The New York City Panorama in the Queens Museum of Art got a temporary addition of “Silicon City” last weekend, but promoters are hoping it will become a reality in the future.
Jukay Hsu, founder of the Coalition for Queens, gathered elected officials who support his plan at the iconic Panorama on Friday afternoon to pitch his dream. “There is a lot of interest in building a tech hub in Queens,” Hsu said. “We can create a Silicon City with research and businesses for the 21st century.”
Earlier this year, the Flushing resident met with officials and groups to garner support for an applied sciences campus to be built at Willets Point. Last December, Mayor Bloomberg launched a plan to build a campus to foster innovative work. There have been dozens of proposals from institutions of higher education from around the world.
Of the three sites proposed by the city, the academic frontrunners indicated they favor Roosevelt Island. Although Hsu wanted Willets Point, the city’s Economic Development Corp. said in July that it would not consider placing the applied sciences campus there because “it would represent a significant diversion” from what is proposed: affordable housing, retail and open space.
But Hsu is not giving up, saying Friday there are other suitable locations in Queens, including Astoria, Flushing and the Sunnyside railyards. To promote his plan, the 27-year-old convinced the QMA to allow a model of a proposed tech campus to be put on the Panorama for the weekend.
Dressed in special slippers to protect the large model of the city, Hsu placed his campus at Willets Point.

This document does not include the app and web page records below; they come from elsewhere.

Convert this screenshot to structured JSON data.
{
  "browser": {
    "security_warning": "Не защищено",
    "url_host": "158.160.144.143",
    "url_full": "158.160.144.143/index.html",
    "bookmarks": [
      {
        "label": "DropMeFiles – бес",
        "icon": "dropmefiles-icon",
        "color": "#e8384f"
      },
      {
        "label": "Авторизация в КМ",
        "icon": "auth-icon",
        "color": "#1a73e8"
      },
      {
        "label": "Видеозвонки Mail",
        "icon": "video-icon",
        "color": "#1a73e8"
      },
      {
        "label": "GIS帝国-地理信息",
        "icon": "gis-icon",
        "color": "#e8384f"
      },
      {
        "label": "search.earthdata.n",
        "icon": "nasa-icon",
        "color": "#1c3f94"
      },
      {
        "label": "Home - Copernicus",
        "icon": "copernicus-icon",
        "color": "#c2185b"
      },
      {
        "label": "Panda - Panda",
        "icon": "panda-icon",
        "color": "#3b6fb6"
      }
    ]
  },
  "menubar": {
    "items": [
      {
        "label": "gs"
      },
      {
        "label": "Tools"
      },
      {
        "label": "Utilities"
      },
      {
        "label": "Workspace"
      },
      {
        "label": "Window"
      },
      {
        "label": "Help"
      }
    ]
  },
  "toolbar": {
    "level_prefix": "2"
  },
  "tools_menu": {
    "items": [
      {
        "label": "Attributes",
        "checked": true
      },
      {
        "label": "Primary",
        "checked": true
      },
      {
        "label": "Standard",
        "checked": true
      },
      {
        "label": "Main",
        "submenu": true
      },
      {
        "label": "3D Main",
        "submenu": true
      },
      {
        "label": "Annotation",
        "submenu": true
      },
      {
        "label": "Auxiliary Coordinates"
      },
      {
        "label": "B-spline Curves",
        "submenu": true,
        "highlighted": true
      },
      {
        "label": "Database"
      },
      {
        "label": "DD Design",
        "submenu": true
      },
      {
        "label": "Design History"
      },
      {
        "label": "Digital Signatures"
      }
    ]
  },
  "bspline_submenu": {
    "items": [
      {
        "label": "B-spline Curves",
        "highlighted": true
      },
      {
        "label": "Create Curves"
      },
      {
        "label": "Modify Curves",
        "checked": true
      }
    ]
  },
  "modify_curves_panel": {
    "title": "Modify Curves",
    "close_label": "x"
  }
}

Tom Finkelpearl, executive director of the QMA, noted that when the Panorama opened for the 1964 World’s Fair, its creator, Robert Moses, wanted it used as a planning tool once the fair closed. “We’re not favoring the project, but we believe that the Panorama should be used for this kind of thing,” Finkelpearl said.

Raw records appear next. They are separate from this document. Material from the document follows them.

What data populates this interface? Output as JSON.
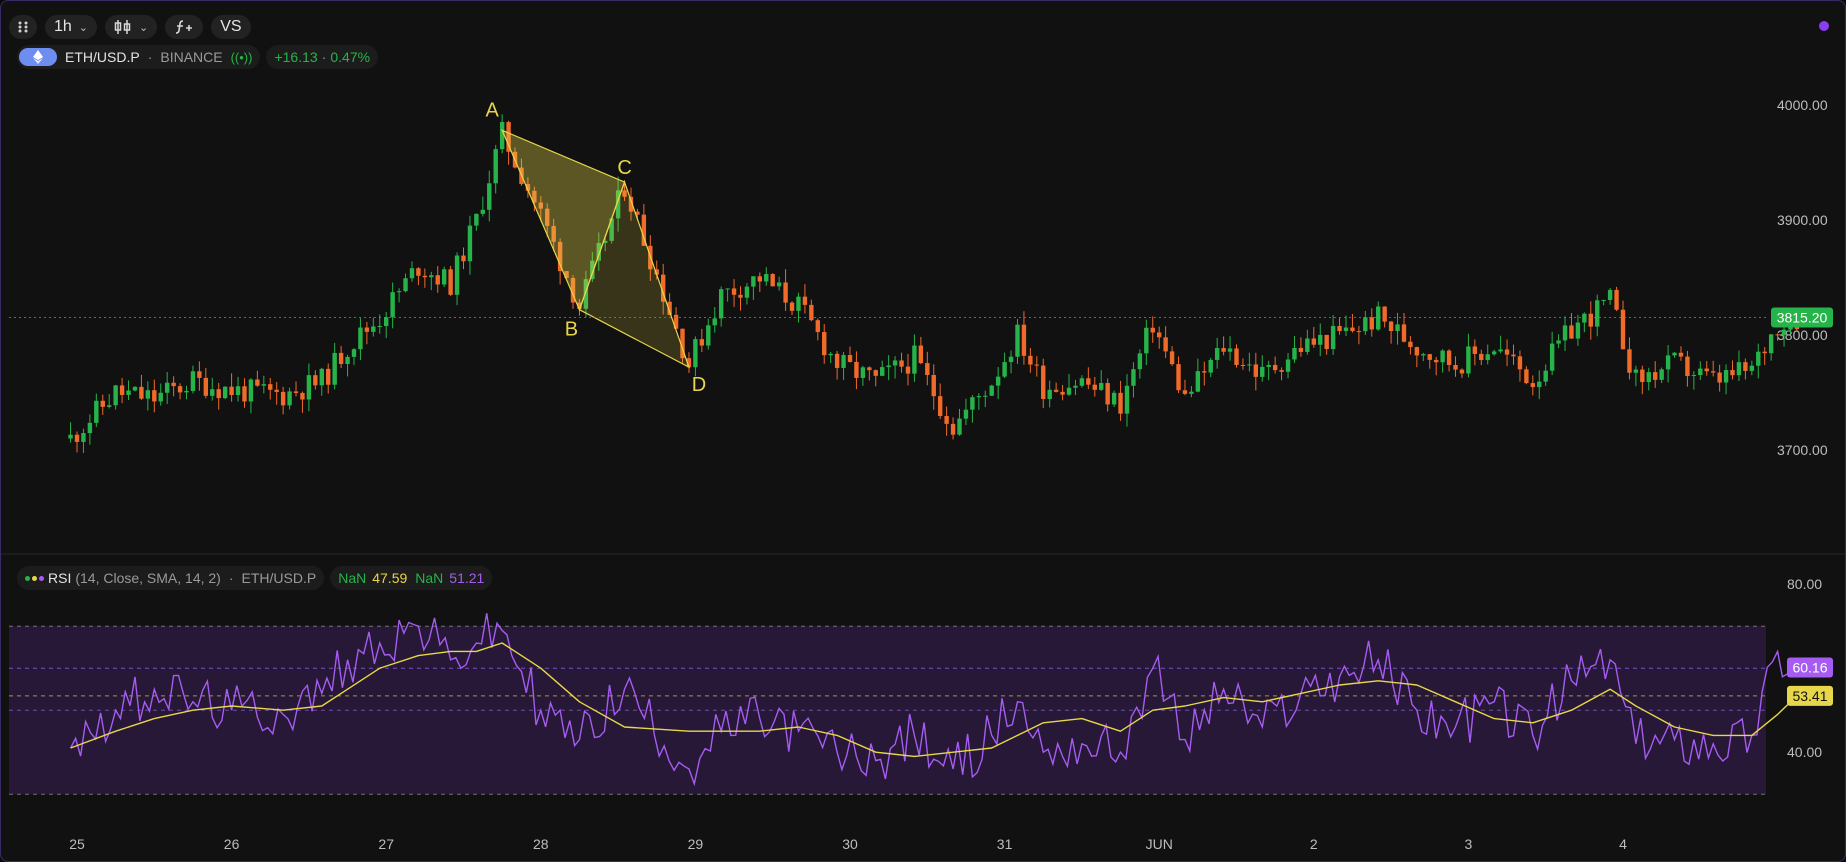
{
  "toolbar": {
    "grid_icon": "grid-icon",
    "interval": "1h",
    "chart_type_icon": "candles-icon",
    "indicators_icon": "function-icon",
    "compare": "VS"
  },
  "symbol": {
    "name": "ETH/USD.P",
    "exchange": "BINANCE",
    "change": "+16.13",
    "change_pct": "0.47%",
    "separator": "·"
  },
  "colors": {
    "up": "#26b44a",
    "down": "#f06a2a",
    "pattern": "#e8d64a",
    "rsi": "#a65cf2",
    "rsi_sma": "#e8d64a",
    "rsi_band": "#2a1a3d"
  },
  "price_axis": {
    "labels": [
      "4000.00",
      "3900.00",
      "3800.00",
      "3700.00"
    ],
    "last_price": "3815.20"
  },
  "pattern": {
    "points": [
      {
        "label": "A",
        "date": "May 27 18:00",
        "price": 3978
      },
      {
        "label": "B",
        "date": "May 28 06:00",
        "price": 3822
      },
      {
        "label": "C",
        "date": "May 28 13:00",
        "price": 3933
      },
      {
        "label": "D",
        "date": "May 28 23:00",
        "price": 3772
      }
    ]
  },
  "rsi": {
    "title": "RSI",
    "params": "(14, Close, SMA, 14, 2)",
    "symbol": "ETH/USD.P",
    "v1": "NaN",
    "v2": "47.59",
    "v3": "NaN",
    "v4": "51.21",
    "axis_labels": [
      "80.00",
      "40.00"
    ],
    "rsi_value": "60.16",
    "sma_value": "53.41"
  },
  "x_axis": {
    "labels": [
      "25",
      "26",
      "27",
      "28",
      "29",
      "30",
      "31",
      "JUN",
      "2",
      "3",
      "4"
    ]
  },
  "chart_data": [
    {
      "type": "candlestick",
      "title": "ETH/USD.P · BINANCE · 1h",
      "x_labels": [
        "25",
        "26",
        "27",
        "28",
        "29",
        "30",
        "31",
        "JUN",
        "2",
        "3",
        "4"
      ],
      "ylim": [
        3640,
        4040
      ],
      "y_ticks": [
        4000,
        3900,
        3800,
        3700
      ],
      "last_price": 3815.2,
      "close_path": [
        [
          "May 24 23:00",
          3710
        ],
        [
          "May 25 06:00",
          3750
        ],
        [
          "May 25 12:00",
          3745
        ],
        [
          "May 25 18:00",
          3760
        ],
        [
          "May 26 00:00",
          3752
        ],
        [
          "May 26 08:00",
          3748
        ],
        [
          "May 26 14:00",
          3760
        ],
        [
          "May 26 18:00",
          3790
        ],
        [
          "May 26 23:00",
          3815
        ],
        [
          "May 27 05:00",
          3860
        ],
        [
          "May 27 10:00",
          3845
        ],
        [
          "May 27 14:00",
          3900
        ],
        [
          "May 27 18:00",
          3975
        ],
        [
          "May 28 00:00",
          3905
        ],
        [
          "May 28 06:00",
          3825
        ],
        [
          "May 28 13:00",
          3930
        ],
        [
          "May 28 23:00",
          3775
        ],
        [
          "May 29 04:00",
          3835
        ],
        [
          "May 29 10:00",
          3850
        ],
        [
          "May 29 16:00",
          3825
        ],
        [
          "May 29 22:00",
          3775
        ],
        [
          "May 30 04:00",
          3760
        ],
        [
          "May 30 10:00",
          3780
        ],
        [
          "May 30 16:00",
          3720
        ],
        [
          "May 30 22:00",
          3760
        ],
        [
          "May 31 02:00",
          3800
        ],
        [
          "May 31 06:00",
          3755
        ],
        [
          "May 31 12:00",
          3760
        ],
        [
          "May 31 18:00",
          3740
        ],
        [
          "May 31 23:00",
          3810
        ],
        [
          "Jun 1 04:00",
          3745
        ],
        [
          "Jun 1 10:00",
          3790
        ],
        [
          "Jun 1 16:00",
          3765
        ],
        [
          "Jun 1 22:00",
          3790
        ],
        [
          "Jun 2 04:00",
          3800
        ],
        [
          "Jun 2 10:00",
          3815
        ],
        [
          "Jun 2 16:00",
          3790
        ],
        [
          "Jun 2 22:00",
          3775
        ],
        [
          "Jun 3 04:00",
          3790
        ],
        [
          "Jun 3 10:00",
          3760
        ],
        [
          "Jun 3 16:00",
          3805
        ],
        [
          "Jun 3 22:00",
          3830
        ],
        [
          "Jun 4 02:00",
          3760
        ],
        [
          "Jun 4 08:00",
          3775
        ],
        [
          "Jun 4 14:00",
          3760
        ],
        [
          "Jun 4 20:00",
          3770
        ],
        [
          "Jun 5 00:00",
          3810
        ],
        [
          "Jun 5 03:00",
          3815
        ]
      ]
    },
    {
      "type": "line",
      "title": "RSI (14, Close, SMA, 14, 2)",
      "ylim": [
        26,
        86
      ],
      "y_ticks": [
        80,
        40
      ],
      "levels": [
        70,
        60,
        53.41,
        50,
        30
      ],
      "series": [
        {
          "name": "RSI",
          "points": [
            [
              "May 24 23:00",
              41
            ],
            [
              "May 25 06:00",
              50
            ],
            [
              "May 25 12:00",
              55
            ],
            [
              "May 25 18:00",
              52
            ],
            [
              "May 26 00:00",
              50
            ],
            [
              "May 26 08:00",
              49
            ],
            [
              "May 26 14:00",
              54
            ],
            [
              "May 26 18:00",
              62
            ],
            [
              "May 26 23:00",
              66
            ],
            [
              "May 27 05:00",
              70
            ],
            [
              "May 27 10:00",
              62
            ],
            [
              "May 27 14:00",
              66
            ],
            [
              "May 27 18:00",
              69
            ],
            [
              "May 28 00:00",
              50
            ],
            [
              "May 28 06:00",
              43
            ],
            [
              "May 28 13:00",
              55
            ],
            [
              "May 28 23:00",
              36
            ],
            [
              "May 29 04:00",
              45
            ],
            [
              "May 29 10:00",
              48
            ],
            [
              "May 29 16:00",
              45
            ],
            [
              "May 29 22:00",
              40
            ],
            [
              "May 30 04:00",
              38
            ],
            [
              "May 30 10:00",
              44
            ],
            [
              "May 30 16:00",
              36
            ],
            [
              "May 30 22:00",
              44
            ],
            [
              "May 31 02:00",
              52
            ],
            [
              "May 31 06:00",
              40
            ],
            [
              "May 31 12:00",
              42
            ],
            [
              "May 31 18:00",
              40
            ],
            [
              "May 31 23:00",
              60
            ],
            [
              "Jun 1 04:00",
              43
            ],
            [
              "Jun 1 10:00",
              55
            ],
            [
              "Jun 1 16:00",
              46
            ],
            [
              "Jun 1 22:00",
              54
            ],
            [
              "Jun 2 04:00",
              58
            ],
            [
              "Jun 2 10:00",
              62
            ],
            [
              "Jun 2 16:00",
              50
            ],
            [
              "Jun 2 22:00",
              46
            ],
            [
              "Jun 3 04:00",
              52
            ],
            [
              "Jun 3 10:00",
              44
            ],
            [
              "Jun 3 16:00",
              57
            ],
            [
              "Jun 3 22:00",
              62
            ],
            [
              "Jun 4 02:00",
              42
            ],
            [
              "Jun 4 08:00",
              43
            ],
            [
              "Jun 4 14:00",
              42
            ],
            [
              "Jun 4 20:00",
              44
            ],
            [
              "Jun 5 00:00",
              64
            ],
            [
              "Jun 5 03:00",
              60.16
            ]
          ]
        },
        {
          "name": "RSI SMA",
          "points": [
            [
              "May 24 23:00",
              41
            ],
            [
              "May 25 06:00",
              45
            ],
            [
              "May 25 12:00",
              48
            ],
            [
              "May 25 18:00",
              50
            ],
            [
              "May 26 00:00",
              51
            ],
            [
              "May 26 08:00",
              50
            ],
            [
              "May 26 14:00",
              51
            ],
            [
              "May 26 18:00",
              55
            ],
            [
              "May 26 23:00",
              60
            ],
            [
              "May 27 05:00",
              63
            ],
            [
              "May 27 10:00",
              64
            ],
            [
              "May 27 14:00",
              64
            ],
            [
              "May 27 18:00",
              66
            ],
            [
              "May 28 00:00",
              60
            ],
            [
              "May 28 06:00",
              52
            ],
            [
              "May 28 13:00",
              46
            ],
            [
              "May 28 23:00",
              45
            ],
            [
              "May 29 04:00",
              45
            ],
            [
              "May 29 10:00",
              45
            ],
            [
              "May 29 16:00",
              46
            ],
            [
              "May 29 22:00",
              44
            ],
            [
              "May 30 04:00",
              40
            ],
            [
              "May 30 10:00",
              39
            ],
            [
              "May 30 16:00",
              40
            ],
            [
              "May 30 22:00",
              41
            ],
            [
              "May 31 02:00",
              44
            ],
            [
              "May 31 06:00",
              47
            ],
            [
              "May 31 12:00",
              48
            ],
            [
              "May 31 18:00",
              45
            ],
            [
              "May 31 23:00",
              50
            ],
            [
              "Jun 1 04:00",
              51
            ],
            [
              "Jun 1 10:00",
              53
            ],
            [
              "Jun 1 16:00",
              52
            ],
            [
              "Jun 1 22:00",
              54
            ],
            [
              "Jun 2 04:00",
              56
            ],
            [
              "Jun 2 10:00",
              57
            ],
            [
              "Jun 2 16:00",
              56
            ],
            [
              "Jun 2 22:00",
              52
            ],
            [
              "Jun 3 04:00",
              48
            ],
            [
              "Jun 3 10:00",
              47
            ],
            [
              "Jun 3 16:00",
              50
            ],
            [
              "Jun 3 22:00",
              55
            ],
            [
              "Jun 4 02:00",
              51
            ],
            [
              "Jun 4 08:00",
              46
            ],
            [
              "Jun 4 14:00",
              44
            ],
            [
              "Jun 4 20:00",
              44
            ],
            [
              "Jun 5 00:00",
              49
            ],
            [
              "Jun 5 03:00",
              53.41
            ]
          ]
        }
      ]
    }
  ]
}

City Councilwoman Karen Koslowitz (D-Forest Hills), heads the Economic Development Committee and said some location in Queens should be considered for the future, even if Roosevelt Island, located in the East River off Long Island City, is the choice now. “Not just Manhattan deserves development,” Koslowitz said. “It’s time they come to Queens.”
Councilman Peter Koo (R-Flushing) also wants Queens to be considered and Assemblywoman Grace Meng (D-Flushing) believes Willets Point is the “ideal location,” because it’s near an airport. “The complex shouldn’t be on a small, isolated island,” Meng said.
Assemblyman Ed Braunstein (D-Bayside) favors the proposal too, but concedes it would be a “tough fight” to get it in Queens.
Also attending was Pat Dolan, president of the Queens Civic Congress, who said she’d been talking to the city and it’s possible more than one university proposal will be selected. If that happens, the city may need a second site.
Jim Trent, an activist in Bellerose, said the city wants the project to be located on city-owned property. “They only want new buildings and would tear down any existing facilities,” Trent added.
Koslowitz noted that the Willets Point plan was announced four years ago and nothing has been built yet. “If we wait much longer, the mayor will be out of office and who knows what will happen with the project then,” she said.
Hsu indicated he would be happy with any site as long as it’s in Queens. For more information, go to coalitionforqueens.org